[    0.012608] PCI: System does not support PCI
[    0.012615] PCI: System does not support PCI
[    0.051897] pci_hotplug: PCI Hot Plug PCI Core version: 0.5
[    0.052676] pciehp: PCI Express Hot Plug Controller Driver version: 0.4
[    0.052683] acpiphp: ACPI Hot Plug PCI Controller Driver version: 0.5
[    0.052696] cpcihp_zt5550: ZT5550 CompactPCI Hot Plug Driver version: 0.2
[    0.052702] cpcihp_generic: Generic port I/O CompactPCI Hot Plug Driver version: 0.1
[    0.052709] cpcihp_generic: not configured, disabling.
[    0.052761] shpchp: Standard Hot Plug PCI Controller Driver version: 0.4
[    0.164017] XENBUS: Device with no driver: device/pci/0

… and lspci told me nothing:

$ lspci

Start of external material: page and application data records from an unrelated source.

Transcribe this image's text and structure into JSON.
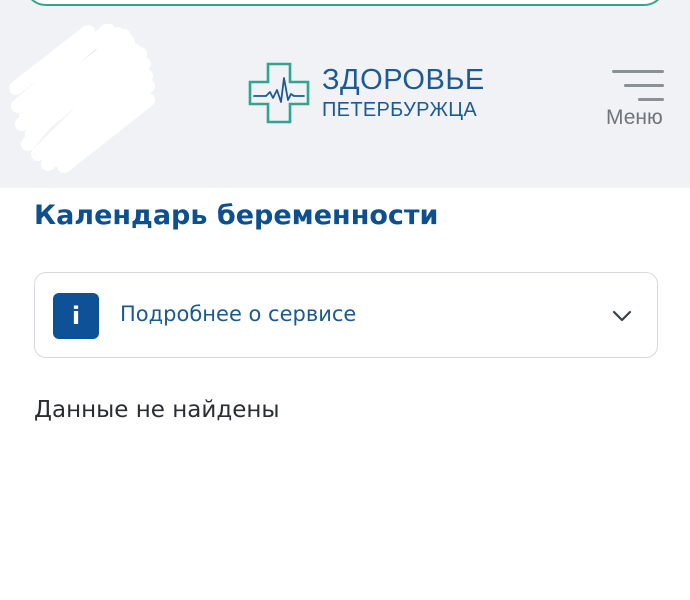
{
  "header": {
    "logo": {
      "line1": "ЗДОРОВЬЕ",
      "line2": "ПЕТЕРБУРЖЦА",
      "color": "#1d5a95",
      "cross_color": "#2fa58f"
    },
    "avatar_icon": "user-avatar-icon",
    "menu": {
      "icon": "hamburger-icon",
      "label": "Меню"
    }
  },
  "main": {
    "title": "Календарь беременности",
    "accordion": {
      "icon_glyph": "i",
      "icon": "info-icon",
      "label": "Подробнее о сервисе",
      "toggle_icon": "chevron-down-icon",
      "expanded": false
    },
    "empty_message": "Данные не найдены"
  },
  "colors": {
    "primary": "#0d4f8f",
    "accent": "#2fa58f",
    "header_bg": "#f0f2f5"
  }
}
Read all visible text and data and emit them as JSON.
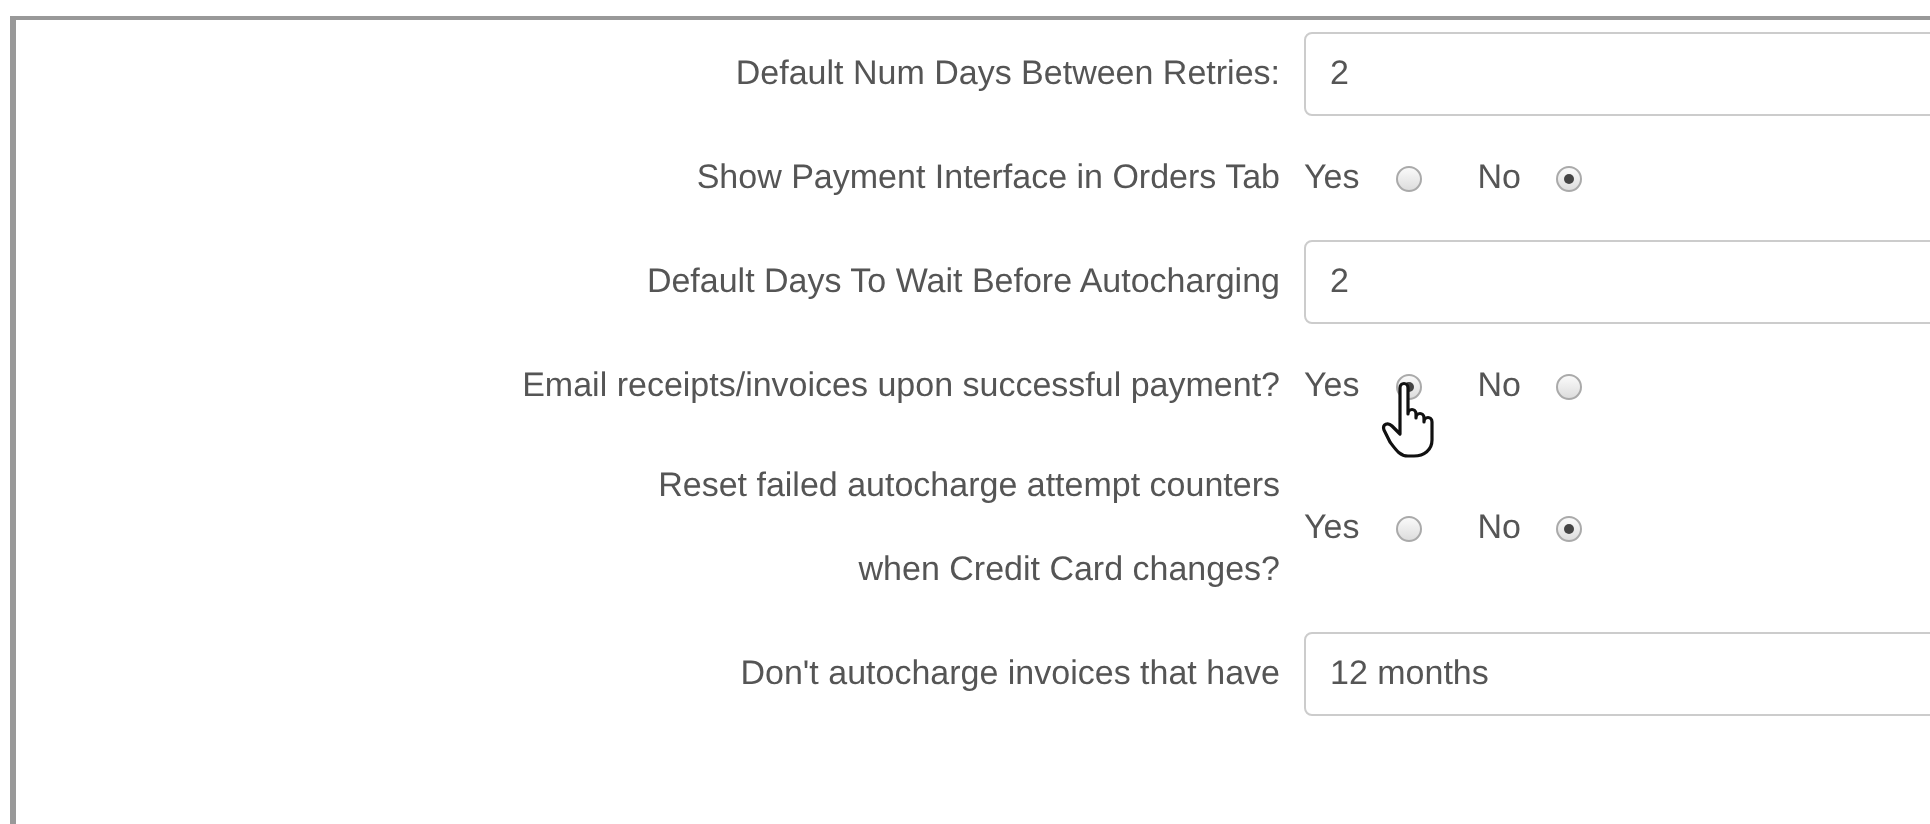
{
  "settings": [
    {
      "kind": "text",
      "label": "Default Num Days Between Retries:",
      "value": "2"
    },
    {
      "kind": "radio",
      "label": "Show Payment Interface in Orders Tab",
      "options": [
        {
          "label": "Yes",
          "selected": false
        },
        {
          "label": "No",
          "selected": true
        }
      ]
    },
    {
      "kind": "text",
      "label": "Default Days To Wait Before Autocharging",
      "value": "2"
    },
    {
      "kind": "radio",
      "label": "Email receipts/invoices upon successful payment?",
      "options": [
        {
          "label": "Yes",
          "selected": true
        },
        {
          "label": "No",
          "selected": false
        }
      ]
    },
    {
      "kind": "radio",
      "label": "Reset failed autocharge attempt counters when Credit Card changes?",
      "options": [
        {
          "label": "Yes",
          "selected": false
        },
        {
          "label": "No",
          "selected": true
        }
      ]
    },
    {
      "kind": "text",
      "label": "Don't autocharge invoices that have",
      "value": "12 months"
    }
  ]
}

What went wrong? Did I miss something in the kernel configuration file? As you see there is a lot of work to do. I suppose there are no such problems under Linux (as dom0). Again: Correct me if I’m wrong! I really appreciate NetBSDs Xen support on this mailing list as it provides precious information you might find helpful - like I did. Nevertheless we sholuld push up the whole porting process so we can have a 100% functionable Xen integration in NetBSD. If you got some ideas that might solve my problem (in particular) don’t esitate to contact me. Or even better: Write a mail to the mailing list. The whole discussion can be followed on NetBSD’s mailing list port-xen.